“We need to make guaranteed contributions in order to maintain some basic services,” he continued. “Create a public transportation system so that flights can maintain a set frequency and price stability. And then we’ve got to assist customers at the other end. We’ll do that via the Scottish solution.”

Air Iceland Connect to Sell One Third of Planes

Air Iceland Connect

The management of Iceland’s domestic airline Air Iceland Connect (Flugfélag Íslands) plans to sell two of their six airplanes due to a decline in passengers, RÚV reports. Since the beginning of this year, domestic air passengers have dropped by 10% compared to the same time last year. Árni Gunnarsson, the company’s CEO, believes domestic flights will eventually recover.

Just three years ago, Air Iceland Connect purchased three Bombardier Q400 planes, considerably larger than the Dutch Fokker planes that made up their fleet.
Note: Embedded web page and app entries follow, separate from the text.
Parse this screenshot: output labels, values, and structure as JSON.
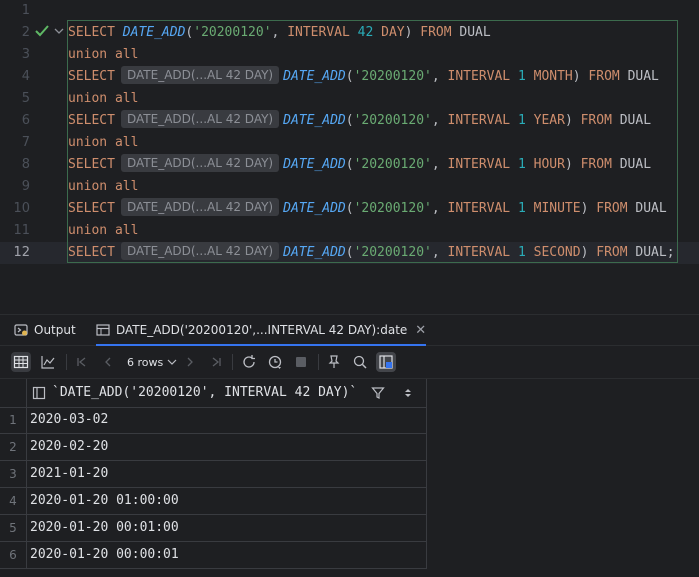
{
  "editor": {
    "line_numbers": [
      "1",
      "2",
      "3",
      "4",
      "5",
      "6",
      "7",
      "8",
      "9",
      "10",
      "11",
      "12"
    ],
    "lines": [
      {
        "tokens": []
      },
      {
        "tokens": [
          {
            "t": "SELECT ",
            "c": "kw"
          },
          {
            "t": "DATE_ADD",
            "c": "fn"
          },
          {
            "t": "(",
            "c": "pl"
          },
          {
            "t": "'20200120'",
            "c": "str"
          },
          {
            "t": ", ",
            "c": "pl"
          },
          {
            "t": "INTERVAL ",
            "c": "kw"
          },
          {
            "t": "42",
            "c": "num"
          },
          {
            "t": " DAY",
            "c": "kw"
          },
          {
            "t": ") ",
            "c": "pl"
          },
          {
            "t": "FROM ",
            "c": "kw"
          },
          {
            "t": "DUAL",
            "c": "pl"
          }
        ]
      },
      {
        "tokens": [
          {
            "t": "union all",
            "c": "kw"
          }
        ]
      },
      {
        "tokens": [
          {
            "t": "SELECT",
            "c": "kw"
          },
          {
            "t": "DATE_ADD(...AL 42 DAY)",
            "c": "hint"
          },
          {
            "t": "DATE_ADD",
            "c": "fn"
          },
          {
            "t": "(",
            "c": "pl"
          },
          {
            "t": "'20200120'",
            "c": "str"
          },
          {
            "t": ", ",
            "c": "pl"
          },
          {
            "t": "INTERVAL ",
            "c": "kw"
          },
          {
            "t": "1",
            "c": "num"
          },
          {
            "t": " MONTH",
            "c": "kw"
          },
          {
            "t": ") ",
            "c": "pl"
          },
          {
            "t": "FROM ",
            "c": "kw"
          },
          {
            "t": "DUAL",
            "c": "pl"
          }
        ]
      },
      {
        "tokens": [
          {
            "t": "union all",
            "c": "kw"
          }
        ]
      },
      {
        "tokens": [
          {
            "t": "SELECT",
            "c": "kw"
          },
          {
            "t": "DATE_ADD(...AL 42 DAY)",
            "c": "hint"
          },
          {
            "t": "DATE_ADD",
            "c": "fn"
          },
          {
            "t": "(",
            "c": "pl"
          },
          {
            "t": "'20200120'",
            "c": "str"
          },
          {
            "t": ", ",
            "c": "pl"
          },
          {
            "t": "INTERVAL ",
            "c": "kw"
          },
          {
            "t": "1",
            "c": "num"
          },
          {
            "t": " YEAR",
            "c": "kw"
          },
          {
            "t": ") ",
            "c": "pl"
          },
          {
            "t": "FROM ",
            "c": "kw"
          },
          {
            "t": "DUAL",
            "c": "pl"
          }
        ]
      },
      {
        "tokens": [
          {
            "t": "union all",
            "c": "kw"
          }
        ]
      },
      {
        "tokens": [
          {
            "t": "SELECT",
            "c": "kw"
          },
          {
            "t": "DATE_ADD(...AL 42 DAY)",
            "c": "hint"
          },
          {
            "t": "DATE_ADD",
            "c": "fn"
          },
          {
            "t": "(",
            "c": "pl"
          },
          {
            "t": "'20200120'",
            "c": "str"
          },
          {
            "t": ", ",
            "c": "pl"
          },
          {
            "t": "INTERVAL ",
            "c": "kw"
          },
          {
            "t": "1",
            "c": "num"
          },
          {
            "t": " HOUR",
            "c": "kw"
          },
          {
            "t": ") ",
            "c": "pl"
          },
          {
            "t": "FROM ",
            "c": "kw"
          },
          {
            "t": "DUAL",
            "c": "pl"
          }
        ]
      },
      {
        "tokens": [
          {
            "t": "union all",
            "c": "kw"
          }
        ]
      },
      {
        "tokens": [
          {
            "t": "SELECT",
            "c": "kw"
          },
          {
            "t": "DATE_ADD(...AL 42 DAY)",
            "c": "hint"
          },
          {
            "t": "DATE_ADD",
            "c": "fn"
          },
          {
            "t": "(",
            "c": "pl"
          },
          {
            "t": "'20200120'",
            "c": "str"
          },
          {
            "t": ", ",
            "c": "pl"
          },
          {
            "t": "INTERVAL ",
            "c": "kw"
          },
          {
            "t": "1",
            "c": "num"
          },
          {
            "t": " MINUTE",
            "c": "kw"
          },
          {
            "t": ") ",
            "c": "pl"
          },
          {
            "t": "FROM ",
            "c": "kw"
          },
          {
            "t": "DUAL",
            "c": "pl"
          }
        ]
      },
      {
        "tokens": [
          {
            "t": "union all",
            "c": "kw"
          }
        ]
      },
      {
        "tokens": [
          {
            "t": "SELECT",
            "c": "kw"
          },
          {
            "t": "DATE_ADD(...AL 42 DAY)",
            "c": "hint"
          },
          {
            "t": "DATE_ADD",
            "c": "fn"
          },
          {
            "t": "(",
            "c": "pl"
          },
          {
            "t": "'20200120'",
            "c": "str"
          },
          {
            "t": ", ",
            "c": "pl"
          },
          {
            "t": "INTERVAL ",
            "c": "kw"
          },
          {
            "t": "1",
            "c": "num"
          },
          {
            "t": " SECOND",
            "c": "kw"
          },
          {
            "t": ") ",
            "c": "pl"
          },
          {
            "t": "FROM ",
            "c": "kw"
          },
          {
            "t": "DUAL",
            "c": "pl"
          },
          {
            "t": ";",
            "c": "pl"
          }
        ]
      }
    ]
  },
  "tool_window": {
    "tabs": [
      {
        "label": "Output",
        "icon": "output-icon"
      },
      {
        "label": "DATE_ADD('20200120',...INTERVAL 42 DAY):date",
        "icon": "table-icon"
      }
    ],
    "rows_label": "6 rows",
    "toolbar_icons": [
      "table-view-icon",
      "chart-icon",
      "first-page-icon",
      "prev-page-icon",
      "rows-dropdown",
      "next-page-icon",
      "last-page-icon",
      "refresh-icon",
      "history-icon",
      "stop-icon",
      "pin-icon",
      "search-icon",
      "output-layout-icon"
    ]
  },
  "grid": {
    "column_header": "`DATE_ADD('20200120', INTERVAL 42 DAY)`",
    "rows": [
      {
        "num": "1",
        "value": "2020-03-02"
      },
      {
        "num": "2",
        "value": "2020-02-20"
      },
      {
        "num": "3",
        "value": "2021-01-20"
      },
      {
        "num": "4",
        "value": "2020-01-20 01:00:00"
      },
      {
        "num": "5",
        "value": "2020-01-20 00:01:00"
      },
      {
        "num": "6",
        "value": "2020-01-20 00:00:01"
      }
    ]
  },
  "colors": {
    "background": "#1e1f22",
    "keyword": "#cf8e6d",
    "function": "#56a8f5",
    "string": "#6aab73",
    "number": "#2aacb8",
    "accent": "#3574f0",
    "ok": "#5fb865"
  }
}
The company later acquired a smaller Bombardier Q200 when it sold its Fokker planes. Their fleet eventually became six Bombardier planes, four of which were Q400 models.

Foreign tourists decrease more than locals

While the airline’s overall number of passengers has decreased by 10%, the drop among foreign passengers is more drastic, in the range of 30-40%. Besides potentially selling two airplanes, the company plans to take other measures to address the lower number of passengers. These include reducing the frequency of trips to Egilsstaðir and Ísafjörður this winter, and using smaller planes when possible. Árni states the company does not plan to resort to layoffs, though if they prove necessary they will not be drastic.

London to Reykjavík Flight Passengers Exposed to Measles

Passengers flying from London to Reykjavík on February 14 and on Air Iceland Connect from Reykjavík to Egilsstaðir may have been exposed to the measles during their flights, RÚV reports. Iceland’s Chief of Epidemiology has been in touch with all the passengers who were onboard both flights, and those passengers who show any symptoms of the measles are encouraged to seek medical attention, particularly those who have never been vaccinated against it.

The affected flights were Icelandair FI455 and Air Iceland Connected NY356. Icelandair spokesperson Ásdís Ýr Pétursdóttir has confirmed that one passenger, who was travelling from the Philippines, has been infected with the measles. This discovery then initiated a standard protocol in collaboration with the Chief of Epidemiology regarding passenger notification.

People who may have been exposed to the virus are advised to be on the lookout for fever, cold symptoms, red eyes, and/or a rash. The website for the Directorate of Health advises any passengers on board either of the effected flights to be on the lookout for symptoms until March 7. The announcement also states that individuals with the measles are only contagious after symptoms begin to manifest and are then contagious for 7 – 10 days afterwards. In general, measles symptoms manifest 10 – 14 days after initial infection, but can still do so after as long as three weeks.

People who have already been vaccinated against the measles need not be vaccinated again, but those who have not, may be vaccinated within six days of infection. Measles vaccinations are available at local health clinics.

This is not the only time that a passenger has travelled through Iceland with the measles virus of late. In June, a passenger flying from Ukraine to Toronto via Berlin and Reykjavík was also found to have had the virus, triggering a similar notification from the Chief of Epidemiology and a vaccination advisory.

The Chief of Epidemiology considers it unlikely that there will be an outbreak of the measles in Iceland, as 95% of the Icelandic public is vaccinated against the virus.